Where a line in the listing below contains the word "Input", copy that line.

━━━ RECORDS SHOWN ━━━

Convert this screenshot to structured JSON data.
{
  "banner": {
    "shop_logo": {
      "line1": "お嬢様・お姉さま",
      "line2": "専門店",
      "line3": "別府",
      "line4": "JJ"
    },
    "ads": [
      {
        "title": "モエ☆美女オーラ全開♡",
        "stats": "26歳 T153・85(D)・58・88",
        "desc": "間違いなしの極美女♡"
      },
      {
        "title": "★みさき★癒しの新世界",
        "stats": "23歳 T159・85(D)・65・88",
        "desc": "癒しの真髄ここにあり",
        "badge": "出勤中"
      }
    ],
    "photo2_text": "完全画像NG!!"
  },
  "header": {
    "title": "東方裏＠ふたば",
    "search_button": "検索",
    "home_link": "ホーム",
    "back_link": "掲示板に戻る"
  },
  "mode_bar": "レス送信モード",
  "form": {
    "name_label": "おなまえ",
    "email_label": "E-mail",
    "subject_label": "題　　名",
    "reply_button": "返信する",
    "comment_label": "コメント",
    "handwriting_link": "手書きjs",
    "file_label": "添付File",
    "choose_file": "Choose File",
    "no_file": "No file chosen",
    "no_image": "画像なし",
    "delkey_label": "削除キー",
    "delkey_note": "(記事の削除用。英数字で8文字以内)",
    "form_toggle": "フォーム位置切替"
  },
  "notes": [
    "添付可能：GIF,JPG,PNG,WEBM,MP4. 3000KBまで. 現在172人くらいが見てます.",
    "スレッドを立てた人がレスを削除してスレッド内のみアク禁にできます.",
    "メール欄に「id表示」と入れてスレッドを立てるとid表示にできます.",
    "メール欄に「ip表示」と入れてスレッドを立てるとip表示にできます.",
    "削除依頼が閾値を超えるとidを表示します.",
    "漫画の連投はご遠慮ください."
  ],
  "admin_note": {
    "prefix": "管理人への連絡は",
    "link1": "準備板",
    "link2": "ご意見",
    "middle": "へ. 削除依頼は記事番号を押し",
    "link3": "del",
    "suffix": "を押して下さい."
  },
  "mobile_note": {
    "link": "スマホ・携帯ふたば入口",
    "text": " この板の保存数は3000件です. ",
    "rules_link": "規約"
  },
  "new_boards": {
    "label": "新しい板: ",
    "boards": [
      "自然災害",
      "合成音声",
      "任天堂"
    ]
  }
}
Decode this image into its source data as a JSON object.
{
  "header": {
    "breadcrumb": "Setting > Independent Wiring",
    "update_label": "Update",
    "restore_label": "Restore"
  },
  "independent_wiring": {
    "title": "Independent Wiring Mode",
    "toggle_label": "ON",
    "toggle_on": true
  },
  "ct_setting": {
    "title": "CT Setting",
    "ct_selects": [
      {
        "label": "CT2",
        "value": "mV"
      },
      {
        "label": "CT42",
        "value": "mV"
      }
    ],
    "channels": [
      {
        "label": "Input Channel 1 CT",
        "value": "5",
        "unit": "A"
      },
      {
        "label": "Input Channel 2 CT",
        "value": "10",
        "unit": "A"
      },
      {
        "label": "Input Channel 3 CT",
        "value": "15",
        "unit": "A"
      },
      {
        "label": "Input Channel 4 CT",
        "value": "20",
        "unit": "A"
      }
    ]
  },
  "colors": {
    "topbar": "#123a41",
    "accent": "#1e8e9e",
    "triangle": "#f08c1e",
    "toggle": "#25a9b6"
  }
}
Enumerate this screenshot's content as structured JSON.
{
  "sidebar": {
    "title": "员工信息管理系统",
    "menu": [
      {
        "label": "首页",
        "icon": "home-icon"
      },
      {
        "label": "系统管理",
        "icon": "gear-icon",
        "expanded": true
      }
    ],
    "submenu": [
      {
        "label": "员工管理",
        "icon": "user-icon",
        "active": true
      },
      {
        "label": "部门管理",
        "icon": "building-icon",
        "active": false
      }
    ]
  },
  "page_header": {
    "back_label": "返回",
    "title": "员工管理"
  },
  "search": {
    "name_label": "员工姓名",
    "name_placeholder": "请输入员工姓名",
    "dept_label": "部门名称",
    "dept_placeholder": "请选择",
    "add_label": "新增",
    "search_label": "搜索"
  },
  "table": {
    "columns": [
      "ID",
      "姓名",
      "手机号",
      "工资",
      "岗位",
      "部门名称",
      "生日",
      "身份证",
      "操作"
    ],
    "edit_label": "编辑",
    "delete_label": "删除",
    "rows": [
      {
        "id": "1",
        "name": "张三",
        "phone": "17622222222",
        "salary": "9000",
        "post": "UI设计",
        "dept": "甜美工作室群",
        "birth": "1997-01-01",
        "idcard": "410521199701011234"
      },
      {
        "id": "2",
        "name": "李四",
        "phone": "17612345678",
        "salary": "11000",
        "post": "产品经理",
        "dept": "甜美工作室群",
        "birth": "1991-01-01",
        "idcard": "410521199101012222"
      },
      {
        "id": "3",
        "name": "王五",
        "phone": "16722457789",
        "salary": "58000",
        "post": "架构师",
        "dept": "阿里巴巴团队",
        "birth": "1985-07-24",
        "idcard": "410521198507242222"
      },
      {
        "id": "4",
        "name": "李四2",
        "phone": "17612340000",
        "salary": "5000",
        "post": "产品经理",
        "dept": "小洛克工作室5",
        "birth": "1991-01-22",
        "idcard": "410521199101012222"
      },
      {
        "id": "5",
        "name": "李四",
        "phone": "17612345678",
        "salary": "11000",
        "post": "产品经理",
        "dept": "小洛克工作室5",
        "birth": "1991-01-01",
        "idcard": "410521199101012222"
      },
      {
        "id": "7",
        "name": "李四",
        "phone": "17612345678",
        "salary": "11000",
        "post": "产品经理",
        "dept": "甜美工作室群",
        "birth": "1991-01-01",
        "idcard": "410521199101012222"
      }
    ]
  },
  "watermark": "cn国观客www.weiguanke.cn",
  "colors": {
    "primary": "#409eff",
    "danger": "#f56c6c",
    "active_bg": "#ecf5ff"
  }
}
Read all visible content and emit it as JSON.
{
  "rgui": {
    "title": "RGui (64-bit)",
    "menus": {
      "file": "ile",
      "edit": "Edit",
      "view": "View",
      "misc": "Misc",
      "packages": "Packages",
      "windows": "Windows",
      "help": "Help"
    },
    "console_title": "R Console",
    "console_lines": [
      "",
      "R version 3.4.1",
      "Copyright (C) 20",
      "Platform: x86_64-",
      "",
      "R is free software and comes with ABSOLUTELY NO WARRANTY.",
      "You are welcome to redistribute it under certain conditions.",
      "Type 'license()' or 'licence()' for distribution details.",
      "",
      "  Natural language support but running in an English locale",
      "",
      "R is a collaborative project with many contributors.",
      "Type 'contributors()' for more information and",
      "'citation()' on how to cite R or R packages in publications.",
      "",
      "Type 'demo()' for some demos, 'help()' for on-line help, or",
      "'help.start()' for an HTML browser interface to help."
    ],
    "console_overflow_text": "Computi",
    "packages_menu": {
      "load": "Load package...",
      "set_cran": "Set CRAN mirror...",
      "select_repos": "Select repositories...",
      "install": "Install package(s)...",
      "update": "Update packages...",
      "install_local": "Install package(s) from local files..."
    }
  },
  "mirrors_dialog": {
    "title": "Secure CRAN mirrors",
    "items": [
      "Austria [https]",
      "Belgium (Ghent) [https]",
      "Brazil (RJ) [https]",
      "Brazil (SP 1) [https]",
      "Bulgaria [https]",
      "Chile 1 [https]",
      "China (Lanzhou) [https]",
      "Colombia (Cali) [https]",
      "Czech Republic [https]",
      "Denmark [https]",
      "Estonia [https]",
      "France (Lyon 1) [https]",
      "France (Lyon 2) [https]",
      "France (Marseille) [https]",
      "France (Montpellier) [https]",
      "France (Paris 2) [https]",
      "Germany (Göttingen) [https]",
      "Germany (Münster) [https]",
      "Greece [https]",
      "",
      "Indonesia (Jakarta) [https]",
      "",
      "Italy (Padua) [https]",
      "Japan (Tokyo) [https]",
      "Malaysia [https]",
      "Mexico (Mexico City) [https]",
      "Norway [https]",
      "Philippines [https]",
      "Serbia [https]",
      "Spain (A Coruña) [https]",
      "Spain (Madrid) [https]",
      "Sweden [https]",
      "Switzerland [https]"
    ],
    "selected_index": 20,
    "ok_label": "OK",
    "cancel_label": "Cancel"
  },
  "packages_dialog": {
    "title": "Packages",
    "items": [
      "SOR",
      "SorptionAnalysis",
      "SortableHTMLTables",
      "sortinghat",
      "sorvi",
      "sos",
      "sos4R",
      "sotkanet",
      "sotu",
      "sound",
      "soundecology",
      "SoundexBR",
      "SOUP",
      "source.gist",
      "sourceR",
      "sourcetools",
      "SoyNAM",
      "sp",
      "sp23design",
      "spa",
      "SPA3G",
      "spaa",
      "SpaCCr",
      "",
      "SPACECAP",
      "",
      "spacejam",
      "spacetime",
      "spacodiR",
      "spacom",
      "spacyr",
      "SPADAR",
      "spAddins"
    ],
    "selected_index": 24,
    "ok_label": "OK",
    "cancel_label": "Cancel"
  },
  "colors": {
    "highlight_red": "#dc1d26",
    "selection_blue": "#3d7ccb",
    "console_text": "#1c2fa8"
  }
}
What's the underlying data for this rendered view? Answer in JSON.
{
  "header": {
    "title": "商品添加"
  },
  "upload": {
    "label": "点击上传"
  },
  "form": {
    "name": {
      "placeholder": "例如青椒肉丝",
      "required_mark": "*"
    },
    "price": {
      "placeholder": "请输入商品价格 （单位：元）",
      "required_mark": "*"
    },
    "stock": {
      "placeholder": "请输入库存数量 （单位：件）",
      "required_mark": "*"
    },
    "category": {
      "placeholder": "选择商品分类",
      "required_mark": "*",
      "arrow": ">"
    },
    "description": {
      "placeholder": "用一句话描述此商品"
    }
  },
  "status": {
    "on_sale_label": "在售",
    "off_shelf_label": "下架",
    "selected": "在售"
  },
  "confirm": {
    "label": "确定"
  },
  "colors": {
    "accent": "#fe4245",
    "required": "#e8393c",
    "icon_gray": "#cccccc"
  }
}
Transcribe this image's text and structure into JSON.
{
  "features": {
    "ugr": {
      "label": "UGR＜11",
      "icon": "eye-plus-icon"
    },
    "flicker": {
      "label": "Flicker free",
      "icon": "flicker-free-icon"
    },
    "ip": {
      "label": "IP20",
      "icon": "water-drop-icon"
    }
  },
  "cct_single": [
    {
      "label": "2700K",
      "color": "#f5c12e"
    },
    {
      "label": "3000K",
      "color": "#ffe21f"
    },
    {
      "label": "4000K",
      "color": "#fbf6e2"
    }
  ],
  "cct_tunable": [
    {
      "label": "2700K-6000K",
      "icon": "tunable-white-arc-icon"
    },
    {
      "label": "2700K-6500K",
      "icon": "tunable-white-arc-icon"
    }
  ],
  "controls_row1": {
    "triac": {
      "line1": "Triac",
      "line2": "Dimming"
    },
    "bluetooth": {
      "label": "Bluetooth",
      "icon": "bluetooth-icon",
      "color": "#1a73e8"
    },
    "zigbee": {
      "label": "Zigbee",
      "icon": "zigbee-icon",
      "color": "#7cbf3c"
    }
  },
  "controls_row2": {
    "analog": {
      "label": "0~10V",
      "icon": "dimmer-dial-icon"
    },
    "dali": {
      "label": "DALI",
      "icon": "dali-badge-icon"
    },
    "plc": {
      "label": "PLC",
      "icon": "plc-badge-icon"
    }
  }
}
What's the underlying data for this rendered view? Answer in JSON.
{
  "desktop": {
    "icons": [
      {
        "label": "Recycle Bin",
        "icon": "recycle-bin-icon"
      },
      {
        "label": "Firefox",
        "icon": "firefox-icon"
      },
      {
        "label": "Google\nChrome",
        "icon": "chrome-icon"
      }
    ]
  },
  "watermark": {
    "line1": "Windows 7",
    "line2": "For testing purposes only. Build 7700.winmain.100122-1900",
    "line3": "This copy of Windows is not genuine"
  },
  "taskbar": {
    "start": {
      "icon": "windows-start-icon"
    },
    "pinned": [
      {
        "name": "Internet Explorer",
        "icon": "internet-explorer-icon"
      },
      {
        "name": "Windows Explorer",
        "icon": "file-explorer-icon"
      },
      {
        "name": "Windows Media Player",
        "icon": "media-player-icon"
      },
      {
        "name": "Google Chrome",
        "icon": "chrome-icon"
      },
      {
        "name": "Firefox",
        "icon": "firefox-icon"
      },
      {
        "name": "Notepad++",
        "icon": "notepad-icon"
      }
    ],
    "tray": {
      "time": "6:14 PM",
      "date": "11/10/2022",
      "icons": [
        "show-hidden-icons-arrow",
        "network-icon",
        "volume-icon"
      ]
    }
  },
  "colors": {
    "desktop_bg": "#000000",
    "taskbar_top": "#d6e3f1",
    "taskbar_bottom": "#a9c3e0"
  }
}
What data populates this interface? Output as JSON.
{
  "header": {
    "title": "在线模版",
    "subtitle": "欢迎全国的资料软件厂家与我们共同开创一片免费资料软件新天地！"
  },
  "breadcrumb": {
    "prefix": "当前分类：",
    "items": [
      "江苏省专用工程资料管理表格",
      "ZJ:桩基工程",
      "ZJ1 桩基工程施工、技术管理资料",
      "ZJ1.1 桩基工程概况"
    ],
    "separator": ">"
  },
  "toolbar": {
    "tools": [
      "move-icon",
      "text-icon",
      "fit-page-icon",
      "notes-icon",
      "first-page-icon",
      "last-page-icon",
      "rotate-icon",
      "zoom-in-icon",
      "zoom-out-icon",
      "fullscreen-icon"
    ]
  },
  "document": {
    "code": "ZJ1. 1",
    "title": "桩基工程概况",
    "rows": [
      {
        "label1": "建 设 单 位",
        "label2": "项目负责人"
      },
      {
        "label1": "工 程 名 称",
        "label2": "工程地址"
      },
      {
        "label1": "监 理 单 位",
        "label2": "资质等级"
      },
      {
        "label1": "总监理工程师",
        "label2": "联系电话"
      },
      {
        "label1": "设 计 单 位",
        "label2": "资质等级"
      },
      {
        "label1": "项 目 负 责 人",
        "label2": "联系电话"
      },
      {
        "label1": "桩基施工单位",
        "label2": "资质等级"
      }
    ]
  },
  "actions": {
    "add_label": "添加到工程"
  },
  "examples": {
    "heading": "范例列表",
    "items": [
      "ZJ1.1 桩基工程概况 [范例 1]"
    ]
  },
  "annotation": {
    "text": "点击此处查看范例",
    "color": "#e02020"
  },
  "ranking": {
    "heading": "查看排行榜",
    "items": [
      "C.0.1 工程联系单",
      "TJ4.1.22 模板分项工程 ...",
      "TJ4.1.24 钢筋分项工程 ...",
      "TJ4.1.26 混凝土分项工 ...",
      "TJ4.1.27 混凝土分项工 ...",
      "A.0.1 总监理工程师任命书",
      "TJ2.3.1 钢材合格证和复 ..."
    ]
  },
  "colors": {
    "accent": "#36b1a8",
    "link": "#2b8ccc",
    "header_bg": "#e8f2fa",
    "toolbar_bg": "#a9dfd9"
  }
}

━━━

▶ _TASK RESPONSE_:
        "label": "Input Channel 1 CT",
        "label": "Input Channel 2 CT",
        "label": "Input Channel 3 CT",
        "label": "Input Channel 4 CT",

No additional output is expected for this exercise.